From his execution on 30 December 1896 to the 1960's six (6) retractions all ludicrous and blatant forgeries have surfaced. These are: (1) "Rizal 's Retraction", Photostat copy, in Jose M. Hernandez's, RIZAL, (Alemars, 1950); (2) "Rizal's Retraction" in "I Abjure Masonry" allegedly by Jose Rizal, San Beda College pamphlet, 1950; (3) "Rizal's holograph", in RIZAL'S UNFADING GLORY, by Fr. Jesus M. Cavanna (revised edition, 1950); (4) "Facsimile of Rizal's Retraction", SELECTED READINGS FROM RIZAL, Ricardo C. Bassig, 1959; (5) "Facsimile of Rizal's Retraction" , PHILIPPINE HISTORY FOR HIGH SCHOOLS, Gregorio F. Zaide, `1961; (6) "Facsimile of Rizal's Retraction", "Statement of the Catholic Hierarchy of the Philippines", 1956.
Absolutely no one has seen the original retraction document from where all these facsimiles were supposedly taken. Amazing, to say the least.
Source: THE FORGERY OF THE RIZAL RETRACTION AND JOSEPHINE'S AUTOBIOGRAPHY, Runes, Ildefonso T. & Buenafe, Mamerto M. (Pro-Patria Publishers, 1962)
On July 1892, four days
According to the authors, a certain Fr. Manuel Garcia claimed to have dscovered the retraction document in the archives of the Archbishopric of Manila after which reproductions were circulated to interested parties like historians Jose Hernandez and Gregorio Zaide who printed the facsimiles in their books for Phhilippine schools, obviously without first scrutinizing the original. So did editor Ricardo Bassig, Fr. Jesus Cavanna , and San Beda College.
Authors Runes and Buenafe were baffled by the discrepancies in the facisimiles themselves, considering these were supposed to be copies of the original document. In Hernandez's book, RIZAL, the date of the facsimile was--"Manila 29 de Diciembre de 1890"--which the authors believed Rizal could not have signed because he was in Madrid at that time finishing his second novel , EL FILIBUSTERISMO. Curiously, in the San Beda College pamphlet, " I Abjure Masonry", allegedly by Rizal and also printed in 1959, the " 0 " of 1890 was half erased and appeared like a new moon or a letter " C ".

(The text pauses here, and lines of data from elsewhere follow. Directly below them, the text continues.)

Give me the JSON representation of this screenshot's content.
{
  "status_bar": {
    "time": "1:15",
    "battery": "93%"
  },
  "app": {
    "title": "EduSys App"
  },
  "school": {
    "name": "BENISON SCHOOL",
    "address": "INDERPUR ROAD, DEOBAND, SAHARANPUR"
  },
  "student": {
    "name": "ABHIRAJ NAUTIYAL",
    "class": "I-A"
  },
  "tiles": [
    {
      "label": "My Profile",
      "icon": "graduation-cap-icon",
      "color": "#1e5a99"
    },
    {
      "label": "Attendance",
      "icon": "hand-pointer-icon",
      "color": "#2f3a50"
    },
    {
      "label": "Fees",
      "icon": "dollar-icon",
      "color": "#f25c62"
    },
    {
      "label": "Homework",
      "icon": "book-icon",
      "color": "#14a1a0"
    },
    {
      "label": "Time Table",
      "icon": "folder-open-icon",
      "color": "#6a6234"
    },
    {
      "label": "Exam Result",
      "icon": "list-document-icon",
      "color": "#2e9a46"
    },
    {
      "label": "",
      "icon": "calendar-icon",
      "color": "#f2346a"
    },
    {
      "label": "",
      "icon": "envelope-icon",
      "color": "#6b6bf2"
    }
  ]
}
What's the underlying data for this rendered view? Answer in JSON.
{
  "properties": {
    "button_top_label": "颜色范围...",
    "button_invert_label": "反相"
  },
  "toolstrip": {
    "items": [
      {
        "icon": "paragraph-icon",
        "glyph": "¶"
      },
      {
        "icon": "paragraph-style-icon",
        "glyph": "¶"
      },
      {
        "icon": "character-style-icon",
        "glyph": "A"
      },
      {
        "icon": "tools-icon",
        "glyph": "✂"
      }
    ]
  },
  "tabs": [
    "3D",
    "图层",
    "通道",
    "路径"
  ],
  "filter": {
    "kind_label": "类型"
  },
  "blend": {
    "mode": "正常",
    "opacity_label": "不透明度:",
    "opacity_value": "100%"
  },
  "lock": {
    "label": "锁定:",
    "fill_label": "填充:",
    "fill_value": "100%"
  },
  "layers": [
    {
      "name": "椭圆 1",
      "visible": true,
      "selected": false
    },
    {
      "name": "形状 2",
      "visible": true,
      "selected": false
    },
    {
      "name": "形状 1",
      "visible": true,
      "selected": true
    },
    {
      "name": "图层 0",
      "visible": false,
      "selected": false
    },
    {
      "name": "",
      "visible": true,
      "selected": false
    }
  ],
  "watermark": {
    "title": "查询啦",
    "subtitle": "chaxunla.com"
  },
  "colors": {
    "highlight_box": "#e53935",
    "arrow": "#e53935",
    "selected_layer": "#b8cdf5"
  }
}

In Fr. Jesus Cavanna's book, RIZAL'S UNFADING GLORY (1956), the dateline was "1896" and was so "heavily doctored" observed Runes and Buenafe that the entire text of the facsimile was traced over to match the thickness of the dubious date. Zaide's textbook, printed in 1961, had a more carefully retouched "1896". The discrepancies described above are illustrated on pages 86 and 87 of Runes and Buenafe's revealing book.
Evidently, the mastermind of the retration forgery aimed to neutralize, if not kill the ideas of Rizal. Rizal himself told his close friends that he would be slandered after death. Had he retracted, all his writings especially the two novels, would have been reduced to worthless pulp. Moreover, the retration hoax had to include his mistress, Josephine Bracken, and that romantic tale about their marriage before he was led to Bagumbayan. Rizal did want to marry her while in Dapitan, but the parish priest there refused to consecrate their union because he was a Mason and a filibustero. Clearly, a last- minute marriage was meant to reinforce the crude retraction hoax. Since he allegedly abjured Masonry and returned to the fold, Rizal could then receive the Sacrament of Matrimony.
Rizal remains polemical even beyond the grave. Sixty years after his execution, in 1956, the Catholic hierarchy strongly opposed a bill that required the teaching of Jose Rizal's life, labors and writings in Philippine schools. Despite the raging controvery, President Ramon Masaysay purposefully signed Republic Act 1425.